At his gate lay a poor man named Lazarus (v. 20).
One day, while riding a seesaw with my daughter when she was a small child, she got a thoughtful look on her face, and she declared: “When I am up, you are down!”
When it comes to food and resources, all the world rides a seesaw. One side is up; the other is down. One side is like the rich man; the other side is like poor Lazarus.
The seesaw runs pretty much along north-south lines, the fulcrum being the equator. With one or two exceptions, affluent countries are in the northern hemisphere—America, Europe, Japan. That’s the up side of the seesaw. Poorer countries tend to be in the southern hemisphere—Africa, Asia, the Indian subcontinent. That’s the down side.
The difference in lifestyle and consumption of resources from one end of the seesaw to the other is mind-boggling. Compared to most of the world’s peoples, Americans live like sultans.
Wealthy nations are not at fault for world hunger. It is not wrong to be prosperous. Affluence doesn’t make you bad. It makes you blessed. But there is something dreadfully wrong if those who are affluent can look at Lazarus starving at the low end of the seesaw and do nothing to help him.

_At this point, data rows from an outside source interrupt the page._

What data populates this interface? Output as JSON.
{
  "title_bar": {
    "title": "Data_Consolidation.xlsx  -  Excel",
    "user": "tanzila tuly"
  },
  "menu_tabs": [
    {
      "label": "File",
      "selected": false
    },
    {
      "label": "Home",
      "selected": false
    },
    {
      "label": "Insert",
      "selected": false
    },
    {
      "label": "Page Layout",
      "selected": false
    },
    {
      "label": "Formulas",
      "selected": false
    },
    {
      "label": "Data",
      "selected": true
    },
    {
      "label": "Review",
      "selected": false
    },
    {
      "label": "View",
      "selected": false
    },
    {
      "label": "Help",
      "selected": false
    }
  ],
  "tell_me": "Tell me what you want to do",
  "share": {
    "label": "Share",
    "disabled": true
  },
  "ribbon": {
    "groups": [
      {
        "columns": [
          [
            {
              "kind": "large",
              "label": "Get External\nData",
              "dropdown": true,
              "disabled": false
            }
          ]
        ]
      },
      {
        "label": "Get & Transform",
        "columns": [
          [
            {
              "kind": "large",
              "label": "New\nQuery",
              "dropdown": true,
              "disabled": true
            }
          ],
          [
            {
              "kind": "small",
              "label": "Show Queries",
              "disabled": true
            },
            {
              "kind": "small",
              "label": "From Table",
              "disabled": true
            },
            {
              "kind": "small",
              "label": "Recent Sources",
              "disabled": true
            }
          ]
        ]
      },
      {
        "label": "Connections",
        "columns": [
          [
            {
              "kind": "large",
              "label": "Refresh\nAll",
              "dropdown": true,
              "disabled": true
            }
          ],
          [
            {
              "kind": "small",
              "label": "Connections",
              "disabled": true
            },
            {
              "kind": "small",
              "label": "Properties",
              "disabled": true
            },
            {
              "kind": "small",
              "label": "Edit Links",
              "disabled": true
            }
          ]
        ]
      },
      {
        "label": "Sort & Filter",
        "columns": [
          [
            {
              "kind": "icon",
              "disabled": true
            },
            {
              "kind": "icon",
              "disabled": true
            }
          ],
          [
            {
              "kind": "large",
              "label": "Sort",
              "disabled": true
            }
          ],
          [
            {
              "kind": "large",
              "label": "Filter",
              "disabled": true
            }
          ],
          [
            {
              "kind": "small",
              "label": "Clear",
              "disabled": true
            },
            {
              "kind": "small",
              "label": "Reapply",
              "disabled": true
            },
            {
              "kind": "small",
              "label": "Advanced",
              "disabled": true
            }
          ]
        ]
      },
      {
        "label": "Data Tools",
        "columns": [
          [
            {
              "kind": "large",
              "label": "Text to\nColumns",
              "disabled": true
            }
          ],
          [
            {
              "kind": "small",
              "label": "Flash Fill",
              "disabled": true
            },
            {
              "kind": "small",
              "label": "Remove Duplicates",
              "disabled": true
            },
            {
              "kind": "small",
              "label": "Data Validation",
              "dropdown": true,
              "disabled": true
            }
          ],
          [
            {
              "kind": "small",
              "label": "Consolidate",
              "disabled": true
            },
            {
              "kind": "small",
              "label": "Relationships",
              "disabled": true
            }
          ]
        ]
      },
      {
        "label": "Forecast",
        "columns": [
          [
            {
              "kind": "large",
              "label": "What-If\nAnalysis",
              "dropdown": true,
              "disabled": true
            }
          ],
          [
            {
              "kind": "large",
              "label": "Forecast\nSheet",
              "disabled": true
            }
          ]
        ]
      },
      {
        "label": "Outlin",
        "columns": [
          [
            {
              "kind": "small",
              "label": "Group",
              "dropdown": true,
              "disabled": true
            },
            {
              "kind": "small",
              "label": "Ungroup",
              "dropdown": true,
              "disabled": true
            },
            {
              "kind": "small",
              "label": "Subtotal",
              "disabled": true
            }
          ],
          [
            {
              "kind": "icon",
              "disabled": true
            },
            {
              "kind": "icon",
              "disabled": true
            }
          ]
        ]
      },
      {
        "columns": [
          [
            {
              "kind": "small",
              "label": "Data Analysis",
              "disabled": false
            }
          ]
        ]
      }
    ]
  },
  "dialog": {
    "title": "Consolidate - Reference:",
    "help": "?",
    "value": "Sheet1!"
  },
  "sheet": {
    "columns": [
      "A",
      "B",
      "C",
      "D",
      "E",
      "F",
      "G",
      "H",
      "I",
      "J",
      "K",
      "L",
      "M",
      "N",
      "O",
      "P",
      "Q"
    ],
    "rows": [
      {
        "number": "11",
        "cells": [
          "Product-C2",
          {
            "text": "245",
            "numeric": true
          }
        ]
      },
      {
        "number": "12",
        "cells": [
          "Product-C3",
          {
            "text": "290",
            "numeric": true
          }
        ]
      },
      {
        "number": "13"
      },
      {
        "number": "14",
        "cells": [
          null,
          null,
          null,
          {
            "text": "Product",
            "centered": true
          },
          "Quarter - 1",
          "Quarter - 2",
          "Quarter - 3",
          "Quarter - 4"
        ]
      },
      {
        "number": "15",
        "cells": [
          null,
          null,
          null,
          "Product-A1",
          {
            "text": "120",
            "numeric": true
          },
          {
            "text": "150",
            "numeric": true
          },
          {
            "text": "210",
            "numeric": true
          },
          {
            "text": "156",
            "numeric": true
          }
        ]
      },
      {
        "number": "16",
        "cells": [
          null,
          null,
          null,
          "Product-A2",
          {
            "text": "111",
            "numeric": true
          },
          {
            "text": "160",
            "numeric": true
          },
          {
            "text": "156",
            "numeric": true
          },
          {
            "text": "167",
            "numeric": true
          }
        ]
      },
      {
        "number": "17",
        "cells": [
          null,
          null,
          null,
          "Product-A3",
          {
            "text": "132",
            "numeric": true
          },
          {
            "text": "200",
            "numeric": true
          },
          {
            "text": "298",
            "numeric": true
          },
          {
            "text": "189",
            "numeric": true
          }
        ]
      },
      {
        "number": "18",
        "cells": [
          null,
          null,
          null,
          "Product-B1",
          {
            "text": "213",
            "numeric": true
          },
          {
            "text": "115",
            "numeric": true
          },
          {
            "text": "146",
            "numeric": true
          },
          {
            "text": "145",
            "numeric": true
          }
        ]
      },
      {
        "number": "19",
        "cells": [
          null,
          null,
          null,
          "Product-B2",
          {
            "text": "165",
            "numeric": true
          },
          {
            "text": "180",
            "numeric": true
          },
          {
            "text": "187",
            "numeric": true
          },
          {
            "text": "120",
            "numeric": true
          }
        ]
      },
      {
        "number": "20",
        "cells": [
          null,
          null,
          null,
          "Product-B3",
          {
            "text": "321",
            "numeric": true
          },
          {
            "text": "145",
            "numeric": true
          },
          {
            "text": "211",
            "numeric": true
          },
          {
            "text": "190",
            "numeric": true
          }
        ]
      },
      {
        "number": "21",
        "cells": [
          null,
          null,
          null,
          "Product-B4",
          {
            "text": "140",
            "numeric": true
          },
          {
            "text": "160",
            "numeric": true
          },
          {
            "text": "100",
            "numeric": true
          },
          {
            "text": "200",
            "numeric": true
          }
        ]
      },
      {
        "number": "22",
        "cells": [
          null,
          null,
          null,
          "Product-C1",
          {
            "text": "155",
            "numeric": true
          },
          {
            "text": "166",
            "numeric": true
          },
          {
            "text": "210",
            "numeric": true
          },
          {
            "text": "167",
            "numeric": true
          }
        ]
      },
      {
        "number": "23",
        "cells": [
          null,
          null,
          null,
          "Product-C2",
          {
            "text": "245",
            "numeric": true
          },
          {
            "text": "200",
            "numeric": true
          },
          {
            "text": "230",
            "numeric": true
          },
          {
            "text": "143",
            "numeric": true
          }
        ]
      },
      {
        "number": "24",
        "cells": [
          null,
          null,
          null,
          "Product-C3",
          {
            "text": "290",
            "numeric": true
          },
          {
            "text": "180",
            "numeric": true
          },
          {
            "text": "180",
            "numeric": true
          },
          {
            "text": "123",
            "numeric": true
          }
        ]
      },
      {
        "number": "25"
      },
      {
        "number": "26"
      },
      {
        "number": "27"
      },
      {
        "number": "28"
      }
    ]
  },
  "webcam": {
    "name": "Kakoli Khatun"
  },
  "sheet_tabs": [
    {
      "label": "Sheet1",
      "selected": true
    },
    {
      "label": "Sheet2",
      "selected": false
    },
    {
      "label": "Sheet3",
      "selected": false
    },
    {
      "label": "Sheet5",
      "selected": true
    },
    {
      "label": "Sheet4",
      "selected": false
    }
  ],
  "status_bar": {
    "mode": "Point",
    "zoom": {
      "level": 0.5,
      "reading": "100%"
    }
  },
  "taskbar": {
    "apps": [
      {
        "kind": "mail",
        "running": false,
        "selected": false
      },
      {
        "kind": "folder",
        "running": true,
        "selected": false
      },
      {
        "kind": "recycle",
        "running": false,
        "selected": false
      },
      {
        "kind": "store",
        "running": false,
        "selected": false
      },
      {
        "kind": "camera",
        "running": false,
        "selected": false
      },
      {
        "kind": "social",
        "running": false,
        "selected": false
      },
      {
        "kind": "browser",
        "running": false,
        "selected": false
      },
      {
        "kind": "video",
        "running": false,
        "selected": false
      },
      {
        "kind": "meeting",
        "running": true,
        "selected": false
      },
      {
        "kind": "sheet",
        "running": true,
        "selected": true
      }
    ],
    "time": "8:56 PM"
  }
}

Prayer: Lord, open my eyes to see the poor. Open my hands to help.
Today’s devotional was written by Lou Lotz, the pastoral leader of Central Reformed Church in Grand Rapids, Michigan. This Lenten series comes from Words of Hope, whose mission is to build the church in the hard places through media. To learn more about the organization or subscribe to Words of Hope’s daily devotions, visitwww.woh.org.